Material provided section start

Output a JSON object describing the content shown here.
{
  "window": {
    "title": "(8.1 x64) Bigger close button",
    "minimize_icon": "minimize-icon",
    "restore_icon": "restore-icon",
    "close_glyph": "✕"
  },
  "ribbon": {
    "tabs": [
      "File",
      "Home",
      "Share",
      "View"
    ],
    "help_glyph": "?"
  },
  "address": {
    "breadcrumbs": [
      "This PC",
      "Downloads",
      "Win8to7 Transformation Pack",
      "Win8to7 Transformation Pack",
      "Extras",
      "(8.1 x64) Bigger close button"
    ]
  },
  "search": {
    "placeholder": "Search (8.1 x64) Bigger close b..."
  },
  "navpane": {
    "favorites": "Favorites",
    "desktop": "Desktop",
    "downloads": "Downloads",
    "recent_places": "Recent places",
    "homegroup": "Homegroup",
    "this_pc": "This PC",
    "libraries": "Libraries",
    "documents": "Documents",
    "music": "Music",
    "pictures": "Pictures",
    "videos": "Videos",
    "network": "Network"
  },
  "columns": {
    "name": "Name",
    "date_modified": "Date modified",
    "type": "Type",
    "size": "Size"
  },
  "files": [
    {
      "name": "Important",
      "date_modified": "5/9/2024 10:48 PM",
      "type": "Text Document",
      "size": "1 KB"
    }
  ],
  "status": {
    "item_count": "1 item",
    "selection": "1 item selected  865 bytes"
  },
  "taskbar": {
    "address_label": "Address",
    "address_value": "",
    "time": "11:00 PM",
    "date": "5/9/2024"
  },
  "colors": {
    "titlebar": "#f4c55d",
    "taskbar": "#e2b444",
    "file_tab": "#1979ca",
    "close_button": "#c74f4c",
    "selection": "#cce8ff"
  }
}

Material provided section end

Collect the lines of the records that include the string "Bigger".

* Solved problem
    "title": "(8.1 x64) Bigger close button",
      "(8.1 x64) Bigger close button"
    "placeholder": "Search (8.1 x64) Bigger close b..."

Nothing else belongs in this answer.